● **Raw data**
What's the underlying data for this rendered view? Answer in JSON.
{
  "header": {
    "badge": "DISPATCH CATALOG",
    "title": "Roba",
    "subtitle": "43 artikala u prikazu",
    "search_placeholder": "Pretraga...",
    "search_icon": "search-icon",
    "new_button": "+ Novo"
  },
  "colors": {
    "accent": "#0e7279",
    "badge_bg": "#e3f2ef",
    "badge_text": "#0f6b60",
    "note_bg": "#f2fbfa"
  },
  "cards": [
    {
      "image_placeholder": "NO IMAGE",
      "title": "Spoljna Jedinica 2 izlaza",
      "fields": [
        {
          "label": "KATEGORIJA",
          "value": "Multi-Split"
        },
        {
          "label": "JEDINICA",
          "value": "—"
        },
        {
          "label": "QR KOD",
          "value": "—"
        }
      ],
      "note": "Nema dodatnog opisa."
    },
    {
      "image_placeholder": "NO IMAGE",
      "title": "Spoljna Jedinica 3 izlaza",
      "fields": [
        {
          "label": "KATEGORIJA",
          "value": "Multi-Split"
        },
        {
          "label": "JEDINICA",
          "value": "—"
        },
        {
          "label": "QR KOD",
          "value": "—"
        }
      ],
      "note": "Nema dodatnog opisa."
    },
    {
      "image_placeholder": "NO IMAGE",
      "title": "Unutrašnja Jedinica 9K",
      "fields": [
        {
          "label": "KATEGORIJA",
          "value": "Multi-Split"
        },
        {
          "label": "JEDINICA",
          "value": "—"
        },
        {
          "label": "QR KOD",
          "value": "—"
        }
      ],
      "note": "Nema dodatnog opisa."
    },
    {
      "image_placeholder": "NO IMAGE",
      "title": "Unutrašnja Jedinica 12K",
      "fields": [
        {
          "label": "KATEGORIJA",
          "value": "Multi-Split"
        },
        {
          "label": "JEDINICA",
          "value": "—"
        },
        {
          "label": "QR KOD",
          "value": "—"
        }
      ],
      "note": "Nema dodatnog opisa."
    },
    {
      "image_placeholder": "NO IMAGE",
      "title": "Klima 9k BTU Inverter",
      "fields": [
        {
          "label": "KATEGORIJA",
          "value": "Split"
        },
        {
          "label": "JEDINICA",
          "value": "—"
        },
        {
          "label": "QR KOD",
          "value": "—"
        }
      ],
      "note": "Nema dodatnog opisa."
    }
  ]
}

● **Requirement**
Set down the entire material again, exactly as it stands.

● **Exercise result**
What's the underlying data for this rendered view? Answer in JSON.
{
  "header": {
    "badge": "DISPATCH CATALOG",
    "title": "Roba",
    "subtitle": "43 artikala u prikazu",
    "search_placeholder": "Pretraga...",
    "search_icon": "search-icon",
    "new_button": "+ Novo"
  },
  "colors": {
    "accent": "#0e7279",
    "badge_bg": "#e3f2ef",
    "badge_text": "#0f6b60",
    "note_bg": "#f2fbfa"
  },
  "cards": [
    {
      "image_placeholder": "NO IMAGE",
      "title": "Spoljna Jedinica 2 izlaza",
      "fields": [
        {
          "label": "KATEGORIJA",
          "value": "Multi-Split"
        },
        {
          "label": "JEDINICA",
          "value": "—"
        },
        {
          "label": "QR KOD",
          "value": "—"
        }
      ],
      "note": "Nema dodatnog opisa."
    },
    {
      "image_placeholder": "NO IMAGE",
      "title": "Spoljna Jedinica 3 izlaza",
      "fields": [
        {
          "label": "KATEGORIJA",
          "value": "Multi-Split"
        },
        {
          "label": "JEDINICA",
          "value": "—"
        },
        {
          "label": "QR KOD",
          "value": "—"
        }
      ],
      "note": "Nema dodatnog opisa."
    },
    {
      "image_placeholder": "NO IMAGE",
      "title": "Unutrašnja Jedinica 9K",
      "fields": [
        {
          "label": "KATEGORIJA",
          "value": "Multi-Split"
        },
        {
          "label": "JEDINICA",
          "value": "—"
        },
        {
          "label": "QR KOD",
          "value": "—"
        }
      ],
      "note": "Nema dodatnog opisa."
    },
    {
      "image_placeholder": "NO IMAGE",
      "title": "Unutrašnja Jedinica 12K",
      "fields": [
        {
          "label": "KATEGORIJA",
          "value": "Multi-Split"
        },
        {
          "label": "JEDINICA",
          "value": "—"
        },
        {
          "label": "QR KOD",
          "value": "—"
        }
      ],
      "note": "Nema dodatnog opisa."
    },
    {
      "image_placeholder": "NO IMAGE",
      "title": "Klima 9k BTU Inverter",
      "fields": [
        {
          "label": "KATEGORIJA",
          "value": "Split"
        },
        {
          "label": "JEDINICA",
          "value": "—"
        },
        {
          "label": "QR KOD",
          "value": "—"
        }
      ],
      "note": "Nema dodatnog opisa."
    }
  ]
}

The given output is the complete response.